WHAT YOU HAVE TO DO: From the first line to the last, please reproduce the material exactly, skipping the pictures.

MATERIAL FOR THE TASK:
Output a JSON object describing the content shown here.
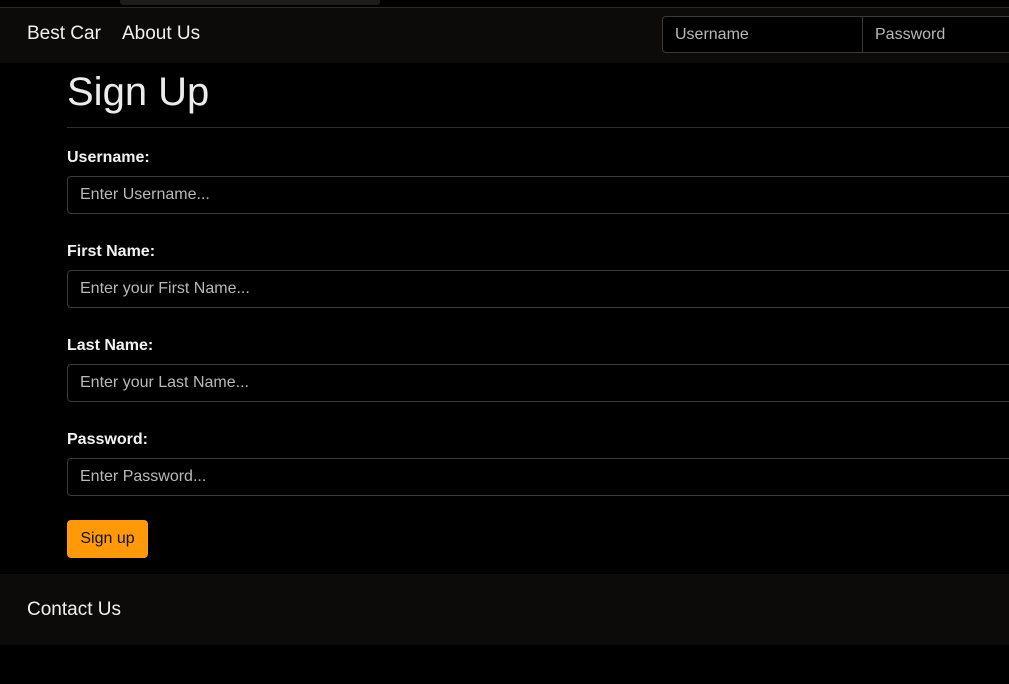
{
  "navbar": {
    "brand": "Best Car",
    "about": "About Us",
    "username_placeholder": "Username",
    "password_placeholder": "Password"
  },
  "form": {
    "title": "Sign Up",
    "fields": [
      {
        "label": "Username:",
        "placeholder": "Enter Username..."
      },
      {
        "label": "First Name:",
        "placeholder": "Enter your First Name..."
      },
      {
        "label": "Last Name:",
        "placeholder": "Enter your Last Name..."
      },
      {
        "label": "Password:",
        "placeholder": "Enter Password..."
      }
    ],
    "submit_label": "Sign up"
  },
  "footer": {
    "contact": "Contact Us"
  },
  "colors": {
    "accent": "#ff9908",
    "background": "#000000",
    "bar": "#0c0b0a"
  }
}
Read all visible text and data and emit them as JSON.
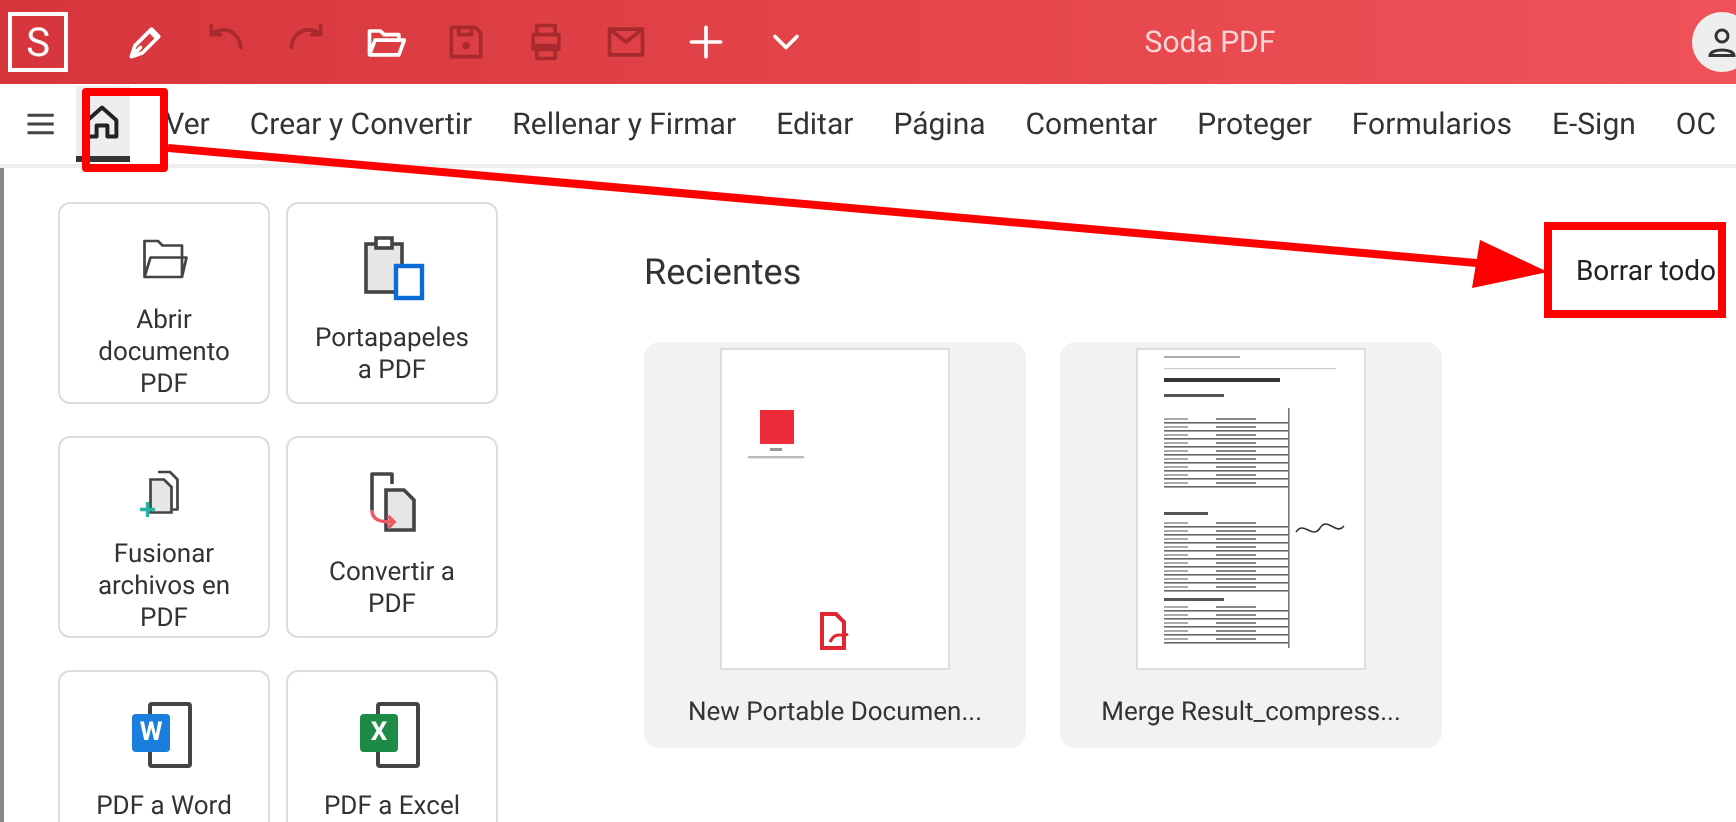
{
  "app": {
    "logo": "S",
    "title": "Soda PDF"
  },
  "toolbar": [
    {
      "kind": "pen",
      "disabled": false
    },
    {
      "kind": "undo",
      "disabled": true
    },
    {
      "kind": "redo",
      "disabled": true
    },
    {
      "kind": "open",
      "disabled": false
    },
    {
      "kind": "save",
      "disabled": true
    },
    {
      "kind": "print",
      "disabled": true
    },
    {
      "kind": "mail",
      "disabled": true
    },
    {
      "kind": "plus",
      "disabled": false
    },
    {
      "kind": "more",
      "disabled": false
    }
  ],
  "tabs": [
    {
      "kind": "home",
      "selected": true
    },
    {
      "label": "Ver",
      "selected": false
    },
    {
      "label": "Crear y Convertir",
      "selected": false
    },
    {
      "label": "Rellenar y Firmar",
      "selected": false
    },
    {
      "label": "Editar",
      "selected": false
    },
    {
      "label": "Página",
      "selected": false
    },
    {
      "label": "Comentar",
      "selected": false
    },
    {
      "label": "Proteger",
      "selected": false
    },
    {
      "label": "Formularios",
      "selected": false
    },
    {
      "label": "E-Sign",
      "selected": false
    },
    {
      "label": "OC",
      "selected": false
    }
  ],
  "tools": [
    {
      "kind": "open",
      "label": "Abrir documento PDF"
    },
    {
      "kind": "clipboard",
      "label": "Portapapeles a PDF"
    },
    {
      "kind": "merge",
      "label": "Fusionar archivos en PDF"
    },
    {
      "kind": "convert",
      "label": "Convertir a PDF"
    },
    {
      "kind": "word",
      "label": "PDF a Word",
      "badge": "W"
    },
    {
      "kind": "excel",
      "label": "PDF a Excel",
      "badge": "X"
    }
  ],
  "recent": {
    "title": "Recientes",
    "clear": "Borrar todo",
    "files": [
      {
        "kind": "blank",
        "name": "New Portable Documen..."
      },
      {
        "kind": "table",
        "name": "Merge Result_compress..."
      }
    ]
  }
}
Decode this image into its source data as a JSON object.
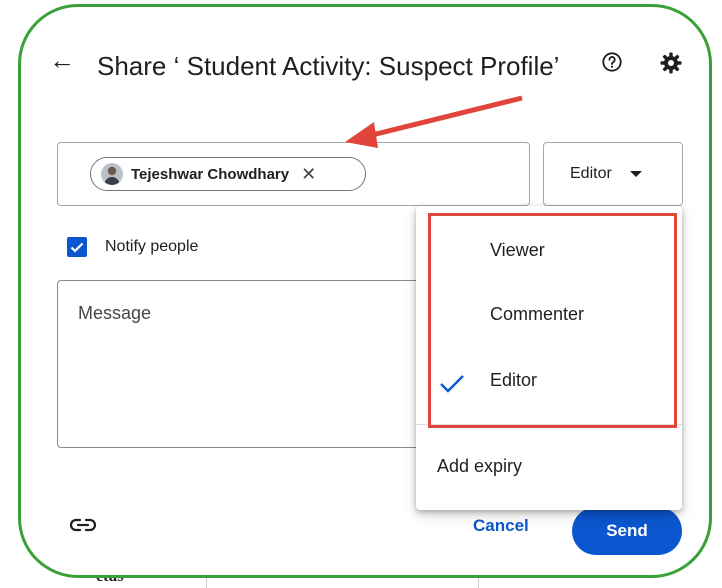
{
  "dialog": {
    "title": "Share ‘ Student Activity: Suspect Profile’",
    "recipient_name": "Tejeshwar Chowdhary",
    "role_label": "Editor",
    "notify_label": "Notify people",
    "notify_checked": true,
    "message_placeholder": "Message",
    "cancel_label": "Cancel",
    "send_label": "Send"
  },
  "role_menu": {
    "items": [
      "Viewer",
      "Commenter",
      "Editor"
    ],
    "selected": "Editor",
    "add_expiry_label": "Add expiry"
  },
  "icons": [
    "back-arrow-icon",
    "help-icon",
    "settings-gear-icon",
    "close-icon",
    "dropdown-caret-icon",
    "checkbox-check-icon",
    "link-icon",
    "checkmark-icon"
  ],
  "colors": {
    "accent": "#0b57d0",
    "annotation_red": "#e0443b",
    "frame_green": "#3aa03a"
  },
  "background_doc": {
    "visible_text": "ctus"
  }
}
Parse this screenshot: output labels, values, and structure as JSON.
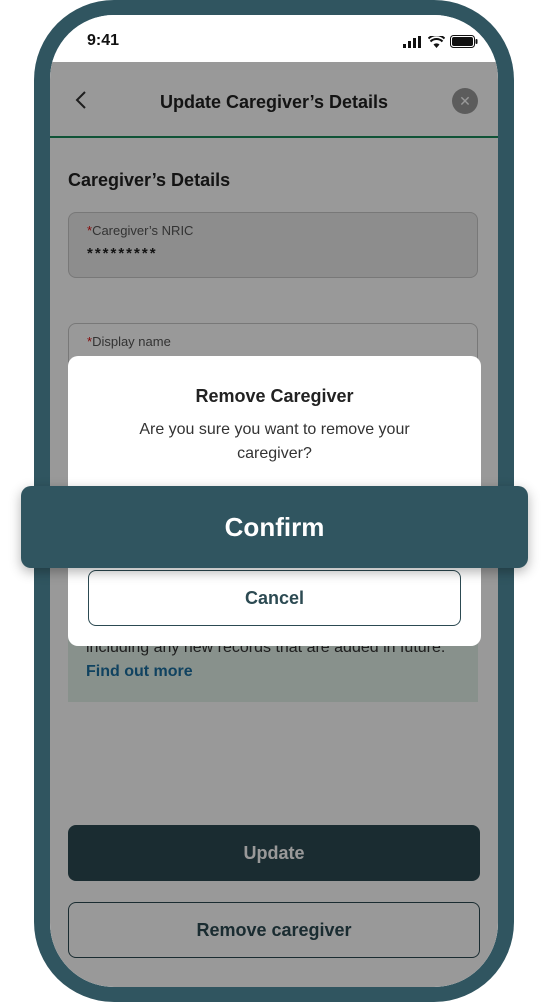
{
  "status_bar": {
    "time": "9:41"
  },
  "header": {
    "title": "Update Caregiver’s Details"
  },
  "section": {
    "title": "Caregiver’s Details"
  },
  "fields": {
    "nric": {
      "required_mark": "*",
      "label": "Caregiver’s NRIC",
      "value": "*********"
    },
    "display_name": {
      "required_mark": "*",
      "label": "Display name"
    }
  },
  "info": {
    "text": "including any new records that are added in future.",
    "link": "Find out more"
  },
  "buttons": {
    "update": "Update",
    "remove": "Remove caregiver"
  },
  "dialog": {
    "title": "Remove Caregiver",
    "message": "Are you sure you want to remove your caregiver?",
    "confirm": "Confirm",
    "cancel": "Cancel"
  },
  "colors": {
    "frame": "#305560",
    "primary": "#2c4a52",
    "accent_line": "#1a8a5a",
    "link": "#1b6fa0"
  }
}
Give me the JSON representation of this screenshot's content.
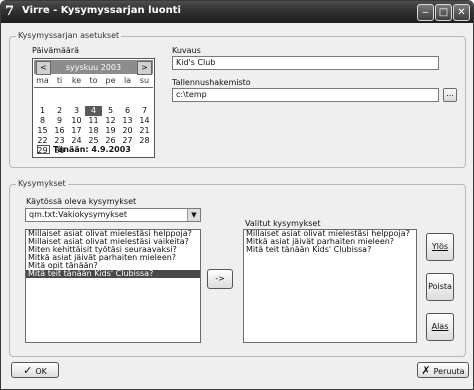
{
  "window": {
    "app_icon": "7",
    "title": "Virre - Kysymyssarjan luonti",
    "controls": {
      "minimize": "‒",
      "maximize": "□",
      "close": "✕"
    }
  },
  "settings_group": {
    "legend": "Kysymyssarjan asetukset",
    "date_label": "Päivämäärä",
    "calendar": {
      "month_label": "syyskuu 2003",
      "prev": "<",
      "next": ">",
      "weekdays": [
        "ma",
        "ti",
        "ke",
        "to",
        "pe",
        "la",
        "su"
      ],
      "days": [
        "",
        "",
        "",
        "",
        "",
        "",
        "",
        "1",
        "2",
        "3",
        "4",
        "5",
        "6",
        "7",
        "8",
        "9",
        "10",
        "11",
        "12",
        "13",
        "14",
        "15",
        "16",
        "17",
        "18",
        "19",
        "20",
        "21",
        "22",
        "23",
        "24",
        "25",
        "26",
        "27",
        "28",
        "29",
        "30",
        "",
        "",
        "",
        "",
        ""
      ],
      "today_index": 10,
      "today_label": "Tänään: 4.9.2003"
    },
    "description_label": "Kuvaus",
    "description_value": "Kid's Club",
    "save_folder_label": "Tallennushakemisto",
    "save_folder_value": "c:\\temp",
    "browse_label": "..."
  },
  "questions_group": {
    "legend": "Kysymykset",
    "in_use_label": "Käytössä oleva kysymykset",
    "in_use_value": "qm.txt:Vakiokysymykset",
    "available_questions": [
      "Millaiset asiat olivat mielestäsi helppoja?",
      "Millaiset asiat olivat mielestäsi vaikeita?",
      "Miten kehittäisit työtäsi seuraavaksi?",
      "Mitkä asiat jäivät parhaiten mieleen?",
      "Mitä opit tänään?",
      "Mitä teit tänään Kids' Clubissa?"
    ],
    "selected_available_index": 5,
    "move_button": "->",
    "chosen_label": "Valitut kysymykset",
    "chosen_questions": [
      "Millaiset asiat olivat mielestäsi helppoja?",
      "Mitkä asiat jäivät parhaiten mieleen?",
      "Mitä teit tänään Kids' Clubissa?"
    ],
    "up_button": "Ylös",
    "remove_button": "Poista",
    "down_button": "Alas"
  },
  "footer": {
    "ok_icon": "✓",
    "ok_label": "OK",
    "cancel_icon": "✗",
    "cancel_label": "Peruuta"
  }
}
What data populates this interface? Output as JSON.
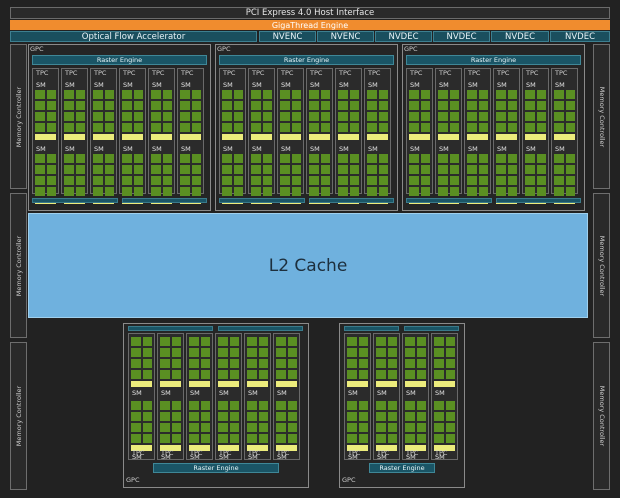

EXERCISE RESPONSE:
Output a JSON object describing the content shown here.
{
  "navbar": {
    "brand": "Best Car",
    "about": "About Us",
    "username_placeholder": "Username",
    "password_placeholder": "Password"
  },
  "form": {
    "title": "Sign Up",
    "fields": [
      {
        "label": "Username:",
        "placeholder": "Enter Username..."
      },
      {
        "label": "First Name:",
        "placeholder": "Enter your First Name..."
      },
      {
        "label": "Last Name:",
        "placeholder": "Enter your Last Name..."
      },
      {
        "label": "Password:",
        "placeholder": "Enter Password..."
      }
    ],
    "submit_label": "Sign up"
  },
  "footer": {
    "contact": "Contact Us"
  },
  "colors": {
    "accent": "#ff9908",
    "background": "#000000",
    "bar": "#0c0b0a"
  }
}
Read all visible text and data and emit them as JSON.
{
  "app": {
    "logo": "S",
    "title": "Soda PDF"
  },
  "toolbar": [
    {
      "kind": "pen",
      "disabled": false
    },
    {
      "kind": "undo",
      "disabled": true
    },
    {
      "kind": "redo",
      "disabled": true
    },
    {
      "kind": "open",
      "disabled": false
    },
    {
      "kind": "save",
      "disabled": true
    },
    {
      "kind": "print",
      "disabled": true
    },
    {
      "kind": "mail",
      "disabled": true
    },
    {
      "kind": "plus",
      "disabled": false
    },
    {
      "kind": "more",
      "disabled": false
    }
  ],
  "tabs": [
    {
      "kind": "home",
      "selected": true
    },
    {
      "label": "Ver",
      "selected": false
    },
    {
      "label": "Crear y Convertir",
      "selected": false
    },
    {
      "label": "Rellenar y Firmar",
      "selected": false
    },
    {
      "label": "Editar",
      "selected": false
    },
    {
      "label": "Página",
      "selected": false
    },
    {
      "label": "Comentar",
      "selected": false
    },
    {
      "label": "Proteger",
      "selected": false
    },
    {
      "label": "Formularios",
      "selected": false
    },
    {
      "label": "E-Sign",
      "selected": false
    },
    {
      "label": "OC",
      "selected": false
    }
  ],
  "tools": [
    {
      "kind": "open",
      "label": "Abrir documento PDF"
    },
    {
      "kind": "clipboard",
      "label": "Portapapeles a PDF"
    },
    {
      "kind": "merge",
      "label": "Fusionar archivos en PDF"
    },
    {
      "kind": "convert",
      "label": "Convertir a PDF"
    },
    {
      "kind": "word",
      "label": "PDF a Word",
      "badge": "W"
    },
    {
      "kind": "excel",
      "label": "PDF a Excel",
      "badge": "X"
    }
  ],
  "recent": {
    "title": "Recientes",
    "clear": "Borrar todo",
    "files": [
      {
        "kind": "blank",
        "name": "New Portable Documen..."
      },
      {
        "kind": "table",
        "name": "Merge Result_compress..."
      }
    ]
  }
}
Decode this image into its source data as a JSON object.
{
  "dialog": {
    "title": "Share ‘ Student Activity: Suspect Profile’",
    "recipient_name": "Tejeshwar Chowdhary",
    "role_label": "Editor",
    "notify_label": "Notify people",
    "notify_checked": true,
    "message_placeholder": "Message",
    "cancel_label": "Cancel",
    "send_label": "Send"
  },
  "role_menu": {
    "items": [
      "Viewer",
      "Commenter",
      "Editor"
    ],
    "selected": "Editor",
    "add_expiry_label": "Add expiry"
  },
  "icons": [
    "back-arrow-icon",
    "help-icon",
    "settings-gear-icon",
    "close-icon",
    "dropdown-caret-icon",
    "checkbox-check-icon",
    "link-icon",
    "checkmark-icon"
  ],
  "colors": {
    "accent": "#0b57d0",
    "annotation_red": "#e0443b",
    "frame_green": "#3aa03a"
  },
  "background_doc": {
    "visible_text": "ctus"
  }
}
Parse this screenshot: output labels, values, and structure as JSON.
{
  "status_bar": {
    "time": "9:41"
  },
  "header": {
    "title": "Update Caregiver’s Details"
  },
  "section": {
    "title": "Caregiver’s Details"
  },
  "fields": {
    "nric": {
      "required_mark": "*",
      "label": "Caregiver’s NRIC",
      "value": "*********"
    },
    "display_name": {
      "required_mark": "*",
      "label": "Display name"
    }
  },
  "info": {
    "text": "including any new records that are added in future.",
    "link": "Find out more"
  },
  "buttons": {
    "update": "Update",
    "remove": "Remove caregiver"
  },
  "dialog": {
    "title": "Remove Caregiver",
    "message": "Are you sure you want to remove your caregiver?",
    "confirm": "Confirm",
    "cancel": "Cancel"
  },
  "colors": {
    "frame": "#305560",
    "primary": "#2c4a52",
    "accent_line": "#1a8a5a",
    "link": "#1b6fa0"
  }
}
Give me the JSON representation of this screenshot's content.
{
  "window": {
    "app_icon": "7",
    "title": "Virre - Kysymyssarjan luonti",
    "controls": {
      "minimize": "‒",
      "maximize": "□",
      "close": "✕"
    }
  },
  "settings_group": {
    "legend": "Kysymyssarjan asetukset",
    "date_label": "Päivämäärä",
    "calendar": {
      "month_label": "syyskuu 2003",
      "prev": "<",
      "next": ">",
      "weekdays": [
        "ma",
        "ti",
        "ke",
        "to",
        "pe",
        "la",
        "su"
      ],
      "days": [
        "",
        "",
        "",
        "",
        "",
        "",
        "",
        "1",
        "2",
        "3",
        "4",
        "5",
        "6",
        "7",
        "8",
        "9",
        "10",
        "11",
        "12",
        "13",
        "14",
        "15",
        "16",
        "17",
        "18",
        "19",
        "20",
        "21",
        "22",
        "23",
        "24",
        "25",
        "26",
        "27",
        "28",
        "29",
        "30",
        "",
        "",
        "",
        "",
        ""
      ],
      "today_index": 10,
      "today_label": "Tänään: 4.9.2003"
    },
    "description_label": "Kuvaus",
    "description_value": "Kid's Club",
    "save_folder_label": "Tallennushakemisto",
    "save_folder_value": "c:\\temp",
    "browse_label": "..."
  },
  "questions_group": {
    "legend": "Kysymykset",
    "in_use_label": "Käytössä oleva kysymykset",
    "in_use_value": "qm.txt:Vakiokysymykset",
    "available_questions": [
      "Millaiset asiat olivat mielestäsi helppoja?",
      "Millaiset asiat olivat mielestäsi vaikeita?",
      "Miten kehittäisit työtäsi seuraavaksi?",
      "Mitkä asiat jäivät parhaiten mieleen?",
      "Mitä opit tänään?",
      "Mitä teit tänään Kids' Clubissa?"
    ],
    "selected_available_index": 5,
    "move_button": "->",
    "chosen_label": "Valitut kysymykset",
    "chosen_questions": [
      "Millaiset asiat olivat mielestäsi helppoja?",
      "Mitkä asiat jäivät parhaiten mieleen?",
      "Mitä teit tänään Kids' Clubissa?"
    ],
    "up_button": "Ylös",
    "remove_button": "Poista",
    "down_button": "Alas"
  },
  "footer": {
    "ok_icon": "✓",
    "ok_label": "OK",
    "cancel_icon": "✗",
    "cancel_label": "Peruuta"
  }
}
What data populates this interface? Output as JSON.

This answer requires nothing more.